THE Government plans to drop a tax package ahead of reform measures aimed at increasing compliance and simplifying the system.
Yesterday, Finance Minister Dr Peter Phillips said that he hopes to present a white paper on tax reform with the upcoming budget next month, but added that a tax package would have to be implemented separately.
It is not yet clear what taxes will be targeted in the upcoming package, but the Government definitely plans to cut waivers and incentives in the near term.
"The present system of waivers is complex, complicated and inefficient and is in need of urgent reform," said Phillips in a speech at a Jamaica Exporters' Association luncheon held yesterday at the Terra Nova Hotel in Kingston. "There were two months last year when the value of waivers exceeded the value of revenue collected by customs."

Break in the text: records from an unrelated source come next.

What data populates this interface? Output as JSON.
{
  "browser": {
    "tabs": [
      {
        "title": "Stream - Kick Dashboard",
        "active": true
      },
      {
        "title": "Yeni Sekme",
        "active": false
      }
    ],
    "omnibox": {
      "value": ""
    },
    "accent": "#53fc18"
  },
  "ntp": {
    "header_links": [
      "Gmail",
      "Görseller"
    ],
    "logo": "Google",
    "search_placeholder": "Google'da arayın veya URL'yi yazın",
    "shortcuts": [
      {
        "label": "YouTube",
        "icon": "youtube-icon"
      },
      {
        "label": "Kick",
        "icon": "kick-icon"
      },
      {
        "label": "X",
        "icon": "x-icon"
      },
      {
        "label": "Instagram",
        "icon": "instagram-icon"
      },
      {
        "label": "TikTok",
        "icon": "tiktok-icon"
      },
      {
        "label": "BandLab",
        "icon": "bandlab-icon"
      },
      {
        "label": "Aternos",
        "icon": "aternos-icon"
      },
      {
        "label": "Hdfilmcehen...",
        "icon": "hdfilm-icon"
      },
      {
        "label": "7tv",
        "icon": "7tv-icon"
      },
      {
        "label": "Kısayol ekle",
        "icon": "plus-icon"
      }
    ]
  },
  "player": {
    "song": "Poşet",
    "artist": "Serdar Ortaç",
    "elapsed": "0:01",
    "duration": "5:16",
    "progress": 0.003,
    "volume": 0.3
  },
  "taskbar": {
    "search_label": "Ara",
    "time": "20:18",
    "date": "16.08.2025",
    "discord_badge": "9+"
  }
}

Customs duty alone brings in over $1.5 billion a month into the government coffers, while the combined taxes on international trade totals well over $7 billion monthly. If waivers are running at similar levels, the Government possibly gives up anywhere between $18 billion and $80 billion annually, based on Phillips' pronouncements.

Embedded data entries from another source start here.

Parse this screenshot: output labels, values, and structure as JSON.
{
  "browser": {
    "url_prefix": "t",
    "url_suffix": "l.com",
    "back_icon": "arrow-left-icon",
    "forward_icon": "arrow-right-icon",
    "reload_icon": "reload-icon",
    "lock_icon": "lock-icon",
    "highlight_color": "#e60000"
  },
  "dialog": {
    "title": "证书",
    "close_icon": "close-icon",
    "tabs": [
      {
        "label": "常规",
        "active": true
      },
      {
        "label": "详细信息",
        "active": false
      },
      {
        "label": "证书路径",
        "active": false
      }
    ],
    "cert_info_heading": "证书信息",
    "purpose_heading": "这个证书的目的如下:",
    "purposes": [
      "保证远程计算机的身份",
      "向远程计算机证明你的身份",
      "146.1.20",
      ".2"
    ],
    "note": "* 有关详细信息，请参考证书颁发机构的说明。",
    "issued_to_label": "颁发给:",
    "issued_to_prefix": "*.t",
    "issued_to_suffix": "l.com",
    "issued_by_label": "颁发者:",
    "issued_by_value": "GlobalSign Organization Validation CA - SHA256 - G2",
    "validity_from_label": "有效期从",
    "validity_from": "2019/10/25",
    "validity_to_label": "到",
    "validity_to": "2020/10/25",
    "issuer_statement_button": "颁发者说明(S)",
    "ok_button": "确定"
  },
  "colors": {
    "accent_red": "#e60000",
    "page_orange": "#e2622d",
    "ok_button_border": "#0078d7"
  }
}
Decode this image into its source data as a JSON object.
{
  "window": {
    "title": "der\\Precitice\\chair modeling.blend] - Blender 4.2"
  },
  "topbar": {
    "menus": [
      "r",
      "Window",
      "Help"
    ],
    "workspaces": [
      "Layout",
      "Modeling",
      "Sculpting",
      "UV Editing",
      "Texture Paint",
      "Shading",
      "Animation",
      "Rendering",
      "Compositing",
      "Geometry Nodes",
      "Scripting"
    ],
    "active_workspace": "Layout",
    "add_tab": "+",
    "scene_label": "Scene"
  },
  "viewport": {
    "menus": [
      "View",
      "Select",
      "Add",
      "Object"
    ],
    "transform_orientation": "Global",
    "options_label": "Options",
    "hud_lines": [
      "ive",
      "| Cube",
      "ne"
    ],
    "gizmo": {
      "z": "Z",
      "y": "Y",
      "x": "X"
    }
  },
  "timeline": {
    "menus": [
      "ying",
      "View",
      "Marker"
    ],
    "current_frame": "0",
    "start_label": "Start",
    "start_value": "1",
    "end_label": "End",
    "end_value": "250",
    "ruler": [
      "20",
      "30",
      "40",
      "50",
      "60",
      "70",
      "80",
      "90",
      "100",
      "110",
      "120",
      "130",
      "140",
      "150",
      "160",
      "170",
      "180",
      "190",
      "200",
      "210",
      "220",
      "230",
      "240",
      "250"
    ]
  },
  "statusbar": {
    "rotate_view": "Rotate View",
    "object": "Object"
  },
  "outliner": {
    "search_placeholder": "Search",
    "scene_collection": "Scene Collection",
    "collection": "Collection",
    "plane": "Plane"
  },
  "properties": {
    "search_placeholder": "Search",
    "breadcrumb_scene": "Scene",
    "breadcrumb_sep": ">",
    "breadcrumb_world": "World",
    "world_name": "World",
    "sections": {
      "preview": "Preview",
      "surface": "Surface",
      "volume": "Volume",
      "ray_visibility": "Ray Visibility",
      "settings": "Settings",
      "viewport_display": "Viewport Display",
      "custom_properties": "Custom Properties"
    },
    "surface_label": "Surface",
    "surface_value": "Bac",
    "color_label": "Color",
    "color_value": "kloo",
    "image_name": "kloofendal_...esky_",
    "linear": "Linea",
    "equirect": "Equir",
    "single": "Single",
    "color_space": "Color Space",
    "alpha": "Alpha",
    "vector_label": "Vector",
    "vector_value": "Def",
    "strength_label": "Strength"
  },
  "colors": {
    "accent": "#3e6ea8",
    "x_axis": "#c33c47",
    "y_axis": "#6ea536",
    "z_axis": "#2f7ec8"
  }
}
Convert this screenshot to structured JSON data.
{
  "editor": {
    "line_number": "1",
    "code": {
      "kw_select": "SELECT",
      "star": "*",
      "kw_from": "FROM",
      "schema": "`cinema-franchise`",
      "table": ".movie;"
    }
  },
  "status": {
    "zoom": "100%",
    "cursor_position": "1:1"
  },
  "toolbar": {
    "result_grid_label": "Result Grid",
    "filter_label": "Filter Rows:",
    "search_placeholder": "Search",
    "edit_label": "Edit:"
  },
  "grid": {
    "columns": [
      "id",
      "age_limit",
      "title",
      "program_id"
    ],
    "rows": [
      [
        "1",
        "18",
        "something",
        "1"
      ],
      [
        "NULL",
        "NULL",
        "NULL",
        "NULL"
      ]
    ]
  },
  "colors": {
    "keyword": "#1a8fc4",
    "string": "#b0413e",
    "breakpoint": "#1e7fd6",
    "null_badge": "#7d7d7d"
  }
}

"The truth is, if the situation is allowed to continue, we will not make any progress towards our development," he said. "As such, we will have to make adjustments to the waiver regime; and this will require sacrifices by us all in the near term."
The tax reform committee of Parliament has concluded public hearings and is now considering the recommendations to make a full report.

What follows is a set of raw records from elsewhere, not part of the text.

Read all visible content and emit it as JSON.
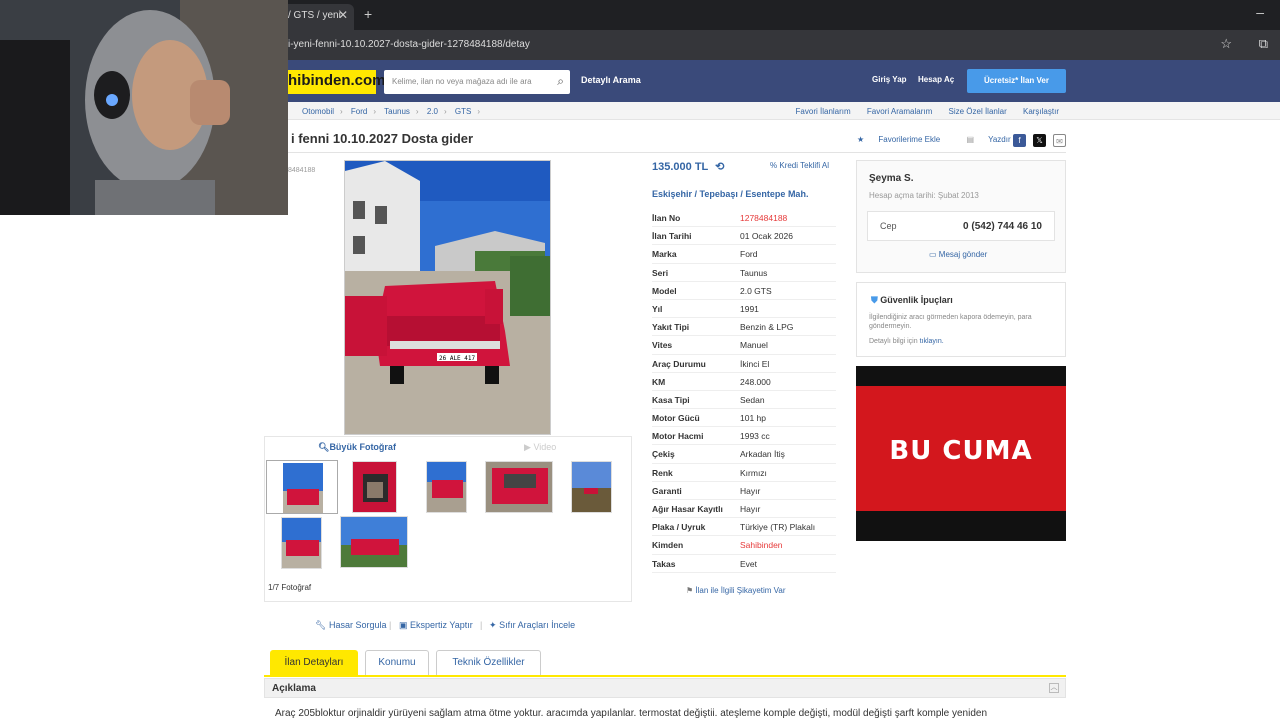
{
  "browser": {
    "tab_title": "/ GTS / yeni",
    "url": "i-yeni-fenni-10.10.2027-dosta-gider-1278484188/detay"
  },
  "header": {
    "logo_text": "hibinden.com",
    "search_placeholder": "Kelime, ilan no veya mağaza adı ile ara",
    "detayli_arama": "Detaylı Arama",
    "giris_yap": "Giriş Yap",
    "hesap_ac": "Hesap Aç",
    "ucretsiz_ilan": "Ücretsiz* İlan Ver"
  },
  "breadcrumb": {
    "items": [
      "Otomobil",
      "Ford",
      "Taunus",
      "2.0",
      "GTS"
    ],
    "right_links": [
      "Favori İlanlarım",
      "Favori Aramalarım",
      "Size Özel İlanlar",
      "Karşılaştır"
    ]
  },
  "listing": {
    "title": "i fenni 10.10.2027 Dosta gider",
    "id_fragment": "8484188",
    "favori": "Favorilerime Ekle",
    "yazdir": "Yazdır",
    "price": "135.000 TL",
    "kredi": "Kredi Teklifi Al",
    "location": [
      "Eskişehir",
      "Tepebaşı",
      "Esentepe Mah."
    ],
    "specs": [
      {
        "k": "İlan No",
        "v": "1278484188",
        "red": true
      },
      {
        "k": "İlan Tarihi",
        "v": "01 Ocak 2026"
      },
      {
        "k": "Marka",
        "v": "Ford"
      },
      {
        "k": "Seri",
        "v": "Taunus"
      },
      {
        "k": "Model",
        "v": "2.0 GTS"
      },
      {
        "k": "Yıl",
        "v": "1991"
      },
      {
        "k": "Yakıt Tipi",
        "v": "Benzin & LPG"
      },
      {
        "k": "Vites",
        "v": "Manuel"
      },
      {
        "k": "Araç Durumu",
        "v": "İkinci El"
      },
      {
        "k": "KM",
        "v": "248.000"
      },
      {
        "k": "Kasa Tipi",
        "v": "Sedan"
      },
      {
        "k": "Motor Gücü",
        "v": "101 hp"
      },
      {
        "k": "Motor Hacmi",
        "v": "1993 cc"
      },
      {
        "k": "Çekiş",
        "v": "Arkadan İtiş"
      },
      {
        "k": "Renk",
        "v": "Kırmızı"
      },
      {
        "k": "Garanti",
        "v": "Hayır"
      },
      {
        "k": "Ağır Hasar Kayıtlı",
        "v": "Hayır"
      },
      {
        "k": "Plaka / Uyruk",
        "v": "Türkiye (TR) Plakalı"
      },
      {
        "k": "Kimden",
        "v": "Sahibinden",
        "red": true
      },
      {
        "k": "Takas",
        "v": "Evet"
      }
    ],
    "sikayet": "İlan ile İlgili Şikayetim Var"
  },
  "photos": {
    "buyuk": "Büyük Fotoğraf",
    "video": "Video",
    "count": "1/7 Fotoğraf",
    "plate": "26 ALE 417"
  },
  "seller": {
    "name": "Şeyma S.",
    "since": "Hesap açma tarihi: Şubat 2013",
    "phone_label": "Cep",
    "phone": "0 (542) 744 46 10",
    "mesaj": "Mesaj gönder"
  },
  "guvenlik": {
    "title": "Güvenlik İpuçları",
    "text": "İlgilendiğiniz aracı görmeden kapora ödemeyin, para göndermeyin.",
    "link_prefix": "Detaylı bilgi için",
    "link": "tıklayın."
  },
  "ad": {
    "text": "BU CUMA"
  },
  "actions": [
    "Hasar Sorgula",
    "Ekspertiz Yaptır",
    "Sıfır Araçları İncele"
  ],
  "tabs": [
    "İlan Detayları",
    "Konumu",
    "Teknik Özellikler"
  ],
  "aciklama": {
    "title": "Açıklama",
    "text": "Araç 205bloktur orjinaldir yürüyeni sağlam atma ötme yoktur. aracımda yapılanlar. termostat değiştii. ateşleme komple değişti, modül değişti şarft komple yeniden"
  },
  "colors": {
    "brand_yellow": "#ffe800",
    "header_blue": "#3a4a7a",
    "link_blue": "#3566a5",
    "accent_red": "#e63a3a"
  }
}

The finance minister added that all the various recommendations provided by non-government groups would have to be reconciled against the tax reform green paper tabled last May — all of which will be woven together to "make sense technically".